Exercise objective:
The required lines are those that contain "role"; pull them out of the data and copy them.

Dataset rows for apps and sites:
____

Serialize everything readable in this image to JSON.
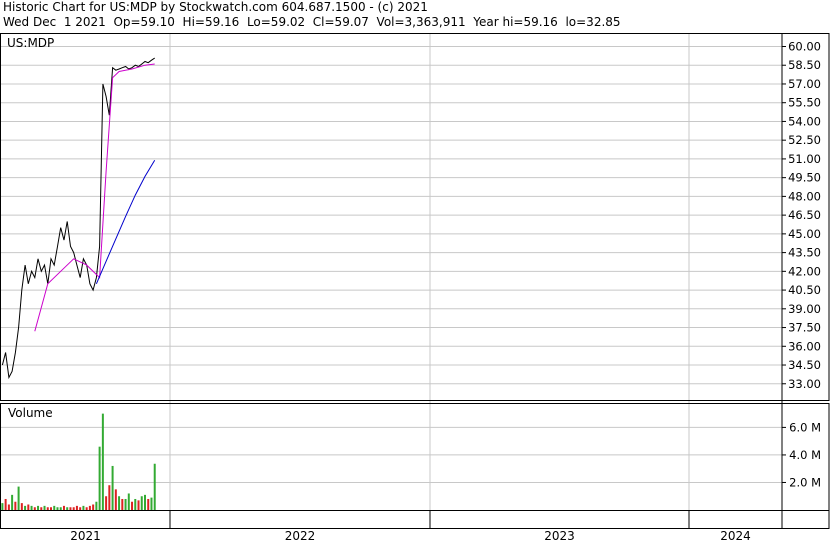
{
  "header": {
    "line1": "Historic Chart for US:MDP by Stockwatch.com 604.687.1500 - (c) 2021",
    "line2": "Wed Dec  1 2021  Op=59.10  Hi=59.16  Lo=59.02  Cl=59.07  Vol=3,363,911  Year hi=59.16  lo=32.85"
  },
  "chart_data": {
    "type": "line",
    "symbol_label": "US:MDP",
    "volume_label": "Volume",
    "price_axis": {
      "ylim": [
        31.7,
        61.0
      ],
      "ticks": [
        "60.00",
        "58.50",
        "57.00",
        "55.50",
        "54.00",
        "52.50",
        "51.00",
        "49.50",
        "48.00",
        "46.50",
        "45.00",
        "43.50",
        "42.00",
        "40.50",
        "39.00",
        "37.50",
        "36.00",
        "34.50",
        "33.00"
      ]
    },
    "volume_axis": {
      "ylim": [
        0,
        7.7
      ],
      "ticks": [
        "6.0 M",
        "4.0 M",
        "2.0 M"
      ]
    },
    "x_axis": {
      "labels": [
        "2021",
        "2022",
        "2023",
        "2024"
      ]
    },
    "grid": true,
    "colors": {
      "price": "#000000",
      "ma_short": "#cc00cc",
      "ma_long": "#0000cc",
      "vol_up": "#33aa33",
      "vol_down": "#dd2222",
      "grid": "#c8c8c8",
      "frame": "#000000"
    },
    "series": [
      {
        "role": "price",
        "x": [
          "2021-01-04",
          "2021-01-11",
          "2021-01-18",
          "2021-01-25",
          "2021-02-01",
          "2021-02-08",
          "2021-02-15",
          "2021-02-22",
          "2021-03-01",
          "2021-03-08",
          "2021-03-15",
          "2021-03-22",
          "2021-03-29",
          "2021-04-05",
          "2021-04-12",
          "2021-04-19",
          "2021-04-26",
          "2021-05-03",
          "2021-05-10",
          "2021-05-17",
          "2021-05-24",
          "2021-05-31",
          "2021-06-07",
          "2021-06-14",
          "2021-06-21",
          "2021-06-28",
          "2021-07-05",
          "2021-07-12",
          "2021-07-19",
          "2021-07-26",
          "2021-08-02",
          "2021-08-09",
          "2021-08-16",
          "2021-08-23",
          "2021-08-30",
          "2021-09-06",
          "2021-09-13",
          "2021-09-20",
          "2021-09-27",
          "2021-10-04",
          "2021-10-11",
          "2021-10-18",
          "2021-10-25",
          "2021-11-01",
          "2021-11-08",
          "2021-11-15",
          "2021-11-22",
          "2021-11-29"
        ],
        "values": [
          34.5,
          35.5,
          33.5,
          34.0,
          35.5,
          37.5,
          40.5,
          42.5,
          41.0,
          42.0,
          41.5,
          43.0,
          42.0,
          42.5,
          41.0,
          43.0,
          42.5,
          44.0,
          45.5,
          44.5,
          46.0,
          44.0,
          43.5,
          42.5,
          41.5,
          43.0,
          42.5,
          41.0,
          40.5,
          41.5,
          44.0,
          57.0,
          56.0,
          54.5,
          58.3,
          58.1,
          58.2,
          58.3,
          58.4,
          58.2,
          58.3,
          58.5,
          58.4,
          58.6,
          58.8,
          58.7,
          58.9,
          59.07
        ]
      },
      {
        "role": "ma_short",
        "x": [
          "2021-03-15",
          "2021-04-12",
          "2021-05-10",
          "2021-06-07",
          "2021-07-05",
          "2021-08-02",
          "2021-08-16",
          "2021-08-30",
          "2021-09-13",
          "2021-10-11",
          "2021-11-08",
          "2021-11-29"
        ],
        "values": [
          37.2,
          41.0,
          42.0,
          43.0,
          42.5,
          41.5,
          50.0,
          57.5,
          58.0,
          58.2,
          58.5,
          58.6
        ]
      },
      {
        "role": "ma_long",
        "x": [
          "2021-07-26",
          "2021-08-16",
          "2021-09-06",
          "2021-09-27",
          "2021-10-18",
          "2021-11-08",
          "2021-11-29"
        ],
        "values": [
          41.0,
          42.8,
          44.6,
          46.4,
          48.1,
          49.6,
          50.9
        ]
      },
      {
        "role": "volume",
        "unit": "M",
        "x": [
          "2021-01-04",
          "2021-01-11",
          "2021-01-18",
          "2021-01-25",
          "2021-02-01",
          "2021-02-08",
          "2021-02-15",
          "2021-02-22",
          "2021-03-01",
          "2021-03-08",
          "2021-03-15",
          "2021-03-22",
          "2021-03-29",
          "2021-04-05",
          "2021-04-12",
          "2021-04-19",
          "2021-04-26",
          "2021-05-03",
          "2021-05-10",
          "2021-05-17",
          "2021-05-24",
          "2021-05-31",
          "2021-06-07",
          "2021-06-14",
          "2021-06-21",
          "2021-06-28",
          "2021-07-05",
          "2021-07-12",
          "2021-07-19",
          "2021-07-26",
          "2021-08-02",
          "2021-08-09",
          "2021-08-16",
          "2021-08-23",
          "2021-08-30",
          "2021-09-06",
          "2021-09-13",
          "2021-09-20",
          "2021-09-27",
          "2021-10-04",
          "2021-10-11",
          "2021-10-18",
          "2021-10-25",
          "2021-11-01",
          "2021-11-08",
          "2021-11-15",
          "2021-11-22",
          "2021-11-29"
        ],
        "values": [
          0.5,
          0.8,
          0.4,
          1.1,
          0.6,
          1.7,
          0.5,
          0.3,
          0.4,
          0.3,
          0.2,
          0.3,
          0.2,
          0.3,
          0.2,
          0.2,
          0.3,
          0.2,
          0.2,
          0.3,
          0.2,
          0.2,
          0.2,
          0.3,
          0.2,
          0.3,
          0.2,
          0.3,
          0.4,
          0.6,
          4.6,
          7.0,
          1.0,
          1.8,
          3.2,
          1.5,
          1.0,
          0.8,
          0.8,
          1.2,
          0.6,
          0.8,
          0.7,
          1.0,
          1.1,
          0.8,
          0.9,
          3.36
        ],
        "up": [
          true,
          false,
          false,
          true,
          false,
          true,
          false,
          true,
          false,
          true,
          false,
          true,
          false,
          true,
          false,
          false,
          true,
          true,
          true,
          false,
          true,
          false,
          false,
          false,
          false,
          true,
          false,
          false,
          false,
          true,
          true,
          true,
          false,
          false,
          true,
          false,
          true,
          false,
          true,
          true,
          false,
          true,
          false,
          true,
          true,
          false,
          true,
          true
        ]
      }
    ]
  }
}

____

Output:
        "role": "price",
        "role": "ma_short",
        "role": "ma_long",
        "role": "volume",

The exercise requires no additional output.